*** Opening of ENTRIES PROVIDED ***

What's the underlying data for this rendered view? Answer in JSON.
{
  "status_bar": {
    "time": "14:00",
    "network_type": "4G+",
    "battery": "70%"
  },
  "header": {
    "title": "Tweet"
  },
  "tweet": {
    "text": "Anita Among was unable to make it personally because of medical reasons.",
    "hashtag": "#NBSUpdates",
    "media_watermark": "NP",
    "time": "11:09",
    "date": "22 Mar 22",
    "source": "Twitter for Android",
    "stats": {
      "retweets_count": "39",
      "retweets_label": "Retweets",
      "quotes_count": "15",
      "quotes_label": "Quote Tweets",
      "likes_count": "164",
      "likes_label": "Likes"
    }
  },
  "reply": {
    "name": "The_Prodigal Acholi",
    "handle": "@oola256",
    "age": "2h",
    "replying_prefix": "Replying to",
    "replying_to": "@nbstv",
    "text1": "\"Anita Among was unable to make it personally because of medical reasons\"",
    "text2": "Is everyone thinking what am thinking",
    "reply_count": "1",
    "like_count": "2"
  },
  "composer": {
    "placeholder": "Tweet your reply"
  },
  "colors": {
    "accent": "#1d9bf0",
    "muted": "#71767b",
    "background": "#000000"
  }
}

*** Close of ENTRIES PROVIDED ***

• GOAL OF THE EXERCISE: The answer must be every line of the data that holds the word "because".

• SOLUTION:
    "text": "Anita Among was unable to make it personally because of medical reasons.",
    "text1": "\"Anita Among was unable to make it personally because of medical reasons\"",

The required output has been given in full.